I was a Dorset boy until leaving University, then, after 40 years in London I now split my time between London and Dorset, perfect.
What was your first job?
Selling fire extinguishers door to door in 1979. For that job I was partnered up with school study mate, and future Antiques Roadshow expert, Rupert Maas. I remember emptying his fire extinguisher before one demo he did in a couple’s house. He set their carpet on fire and last thing I saw was him being chased up the road, pursued by an angry woman with a frying pan.
Did you have any particular childhood ambitions?
I wanted to drive. My dad had some cool cars and motorbikes and was a rally driver, so whatever I’ve done, driving/riding has always been a part of it.
Who do you look up to / who is your hero in life?
Sounds corny but my dad, he was a stand up guy who was prone to allowing deals to pass him by if he didn’t feel comfortable. The first person I can remember thinking I’d do anything to meet, and sadly never did as he was killed, was Ayrton Senna.

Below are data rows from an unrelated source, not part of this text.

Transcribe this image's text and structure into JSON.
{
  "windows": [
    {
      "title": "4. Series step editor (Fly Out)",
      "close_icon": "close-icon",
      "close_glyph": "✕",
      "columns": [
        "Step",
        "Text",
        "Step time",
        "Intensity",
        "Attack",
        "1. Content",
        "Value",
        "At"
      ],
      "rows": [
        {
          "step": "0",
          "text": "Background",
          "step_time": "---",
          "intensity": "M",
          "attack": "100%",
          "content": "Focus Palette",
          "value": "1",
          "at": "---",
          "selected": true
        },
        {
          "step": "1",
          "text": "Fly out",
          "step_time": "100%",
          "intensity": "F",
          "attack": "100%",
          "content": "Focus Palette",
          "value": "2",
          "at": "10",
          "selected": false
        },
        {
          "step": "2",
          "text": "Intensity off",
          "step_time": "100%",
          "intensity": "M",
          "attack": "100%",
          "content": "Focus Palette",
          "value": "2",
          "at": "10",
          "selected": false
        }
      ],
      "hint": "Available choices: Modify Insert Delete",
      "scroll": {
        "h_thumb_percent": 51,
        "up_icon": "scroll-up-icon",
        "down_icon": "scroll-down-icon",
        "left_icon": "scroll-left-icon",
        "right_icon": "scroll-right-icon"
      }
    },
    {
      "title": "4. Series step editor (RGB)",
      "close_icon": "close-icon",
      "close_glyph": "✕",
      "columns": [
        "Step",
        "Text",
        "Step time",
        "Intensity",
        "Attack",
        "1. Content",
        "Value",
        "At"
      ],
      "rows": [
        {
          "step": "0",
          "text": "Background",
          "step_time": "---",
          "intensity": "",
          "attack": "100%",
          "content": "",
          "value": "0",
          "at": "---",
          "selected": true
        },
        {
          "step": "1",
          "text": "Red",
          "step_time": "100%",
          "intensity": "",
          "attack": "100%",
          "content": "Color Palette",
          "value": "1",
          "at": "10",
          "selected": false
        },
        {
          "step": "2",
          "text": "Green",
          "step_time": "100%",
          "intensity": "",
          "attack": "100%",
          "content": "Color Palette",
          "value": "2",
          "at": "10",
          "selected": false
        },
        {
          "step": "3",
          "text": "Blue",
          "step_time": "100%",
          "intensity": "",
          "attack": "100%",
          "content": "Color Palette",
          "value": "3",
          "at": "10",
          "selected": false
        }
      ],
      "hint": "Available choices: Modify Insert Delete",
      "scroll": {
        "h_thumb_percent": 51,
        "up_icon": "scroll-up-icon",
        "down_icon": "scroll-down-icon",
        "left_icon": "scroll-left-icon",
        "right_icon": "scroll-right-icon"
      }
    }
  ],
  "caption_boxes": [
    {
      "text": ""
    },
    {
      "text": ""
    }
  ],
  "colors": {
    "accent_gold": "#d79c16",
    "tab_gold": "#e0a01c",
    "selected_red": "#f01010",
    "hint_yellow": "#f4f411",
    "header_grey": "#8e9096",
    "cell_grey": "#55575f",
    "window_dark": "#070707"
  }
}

I remember clearly where I was when he died.
Who has been most influential in your career?
Two people, Andrew Langton from Aylesford – cool guy, still is forty years later, who’s pursuit of the deal and innovation rubbed off, just a little bit, on me. The other was the late Rebecca Read, simply the most upright and honest agent I’d ever met, working for her taught me that you never forget which side of the fence you’re on.
How many roles have you had in the property industry and which have been your favourite?
I’ve only ever been a neg and a manager. I was a mediocre negotiator but came into my own as a getter of business and motivator of teams. Later I was part of the founding team of OnTheMarket and served on the board of The Property Ombudsman for ten years. I still service on its Industry Forum.
Being an office manager in Chelsea was by far and away the best part of my career.
What’s been the best moment of your career so far?
There’ve been two, discovering that I really could manage a major office for an exciting big name company. The second was realising Viewber was turning out to be a good commercial idea and was being backed by many in an industry notorious for its conservative and cynical attitudes to change.
What’s been your hardest challenge in your career?
Without a doubt moving from a large office environment to working on my own. Coming through the 88/89 and 2007/8 crashes were mere bagatelles in comparison.
How were you inspired to set up and become a co-founder of Viewber?
It was an idea I’d had with my wife three years ago. The main issue being that our weekend (read Saturday, forget Sunday) diaries at Douglas & Gordon used to fill up by Weds/Thurs, and weekend staff were a nightmare to manage. Our idea was for a service that agents could dip in and out of when they needed a viewing done. We agreed it was a great idea, and the pivotal moment came when I mentioned it to an old friend, Marcus de Ferranti. At that stage I realised it was worth having a go and there was a changing of the guard imminent at Douglas & Gordon so it seemed an apposite moment to try it.
What’s your ambition for Viewber?
For Viewber to be seen as the weekend and out of hours viewing service of choice for the property industry.
What do you do your spare time / do you have any hobbies?
Luckily I’m happiest when pottering about at home with my wife. Apart from that I’m heavily into motorbikes, have a collection of several and do lots of UK and European track days every year with at least one trip to the Alps/Pyrenees or Picos in Spain. Otherwise it’s fishing or lying flat out on a beach.
This is a real voicemail forwarded to us by a frustrated buyer... he subsequently asked the agent why they don't use Viewber - they do now!
So, what do you currently spend on sending staff out on viewings?
How does booking a viewing with Viewber work? For clients, it’s as simple as clicking a button but here we also explain what happens after the booking is sent.